Butter Isn't Quite The Egg Wash Substitute You Think It Is

Whether you're baking a fresh batch of dinner rolls or a homemade pie, it won't be complete until you brush the top with egg wash before it goes into the oven. Skip this step, and the pastry will still taste perfectly fine, but it won't have a shiny, golden finish. If you don't have any eggs on hand, your first thought might be to reach for melted butter instead, but the truth is, it won't have quite the same effect.

Egg wash works because it's made of protein and fat. The fat in the yolk is largely responsible for the shine, while the protein in the whites promotes browning. To make it easier to brush onto pastries, egg wash typically calls for a splash of water as well. But oftentimes, milk and heavy cream are used for an extra boost of protein and fat. Even though butter is commonly used in place of egg wash, it's made up primarily of fat and contains little protein, meaning it's not the most effective at browning.

What happens when you use butter instead of egg wash?

When you use butter instead of egg wash, your baked goods will still have a noticeable sheen to them, thanks to the fat in the butter. However, they'll be even paler than they would be if you were to opt for no butter at all. The reason is that rather than sitting on the surface of the dough and forming a crust, the butter simply soaks into it.

The advantage to using butter instead of egg wash is that it yields a tender texture. This may not be something you'd want if you're aiming for a crusty exterior, but it can be beneficial for breads that call for an extra soft, pillowy texture. Butter also has a much more rich, decadent flavor compared to egg wash. But if you want that buttery taste without the softness, you'll want to brush it on after it's done baking instead of before, the way you would with egg wash.

Better egg wash alternatives

While using butter in recipes that call for egg wash certainly won't ruin the end product, there are other alternatives that have effects that are more similar to the real thing. Mayonnaise — though it may be the last thing you'd probably think to put on a baked good — actually produces the same glossiness and color as egg wash. That's because despite being a sandwich condiment, it's made up of egg, oil, and vinegar, giving it the perfect amount of protein and fat for an egg wash substitute.

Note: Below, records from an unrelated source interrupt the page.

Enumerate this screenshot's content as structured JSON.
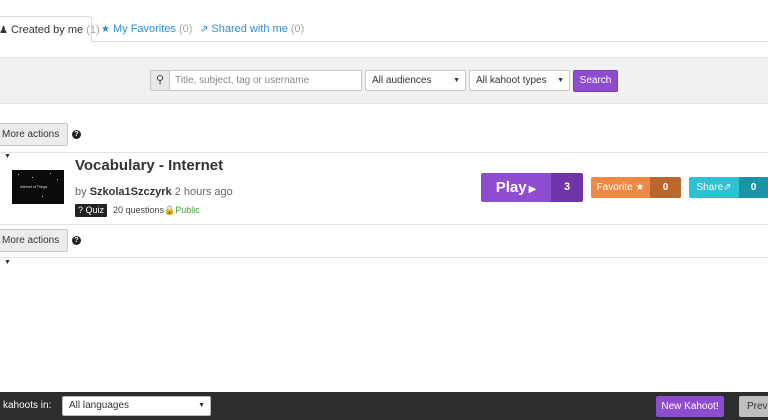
{
  "tabs": [
    {
      "label": "Created by me",
      "count": "(1)",
      "icon": "user-icon"
    },
    {
      "label": "My Favorites",
      "count": "(0)",
      "icon": "star-icon"
    },
    {
      "label": "Shared with me",
      "count": "(0)",
      "icon": "share-icon"
    }
  ],
  "filters": {
    "search_placeholder": "Title, subject, tag or username",
    "audience": "All audiences",
    "type": "All kahoot types",
    "search_label": "Search"
  },
  "more_actions_label": "More actions",
  "help_glyph": "?",
  "kahoot": {
    "title": "Vocabulary - Internet",
    "by": "by",
    "author": "Szkola1Szczyrk",
    "time": "2 hours ago",
    "badge": "Quiz",
    "badge_glyph": "?",
    "questions": "20 questions",
    "visibility": "Public",
    "thumbnail_text": "Internet of Things",
    "play_label": "Play",
    "play_count": "3",
    "favorite_label": "Favorite",
    "favorite_count": "0",
    "share_label": "Share",
    "share_count": "0"
  },
  "footer": {
    "label": "kahoots in:",
    "language": "All languages",
    "new_label": "New Kahoot!",
    "prev_label": "Prev"
  },
  "colors": {
    "purple": "#8e4ccf",
    "orange": "#ec8a45",
    "teal": "#2fc0d2",
    "link_blue": "#2a8fd8",
    "public_green": "#43a142"
  }
}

Mayonnaise won't affect the taste of your pastries once baked, however if the idea doesn't sound appetizing, yogurt is an equally effective option. It's high in fat, so it'll produce a shiny finish. But unlike butter, it's also packed with protein. As a result, yogurt has similar browning effects as egg wash, which means you'll want to reach for it over butter if you don't have any eggs.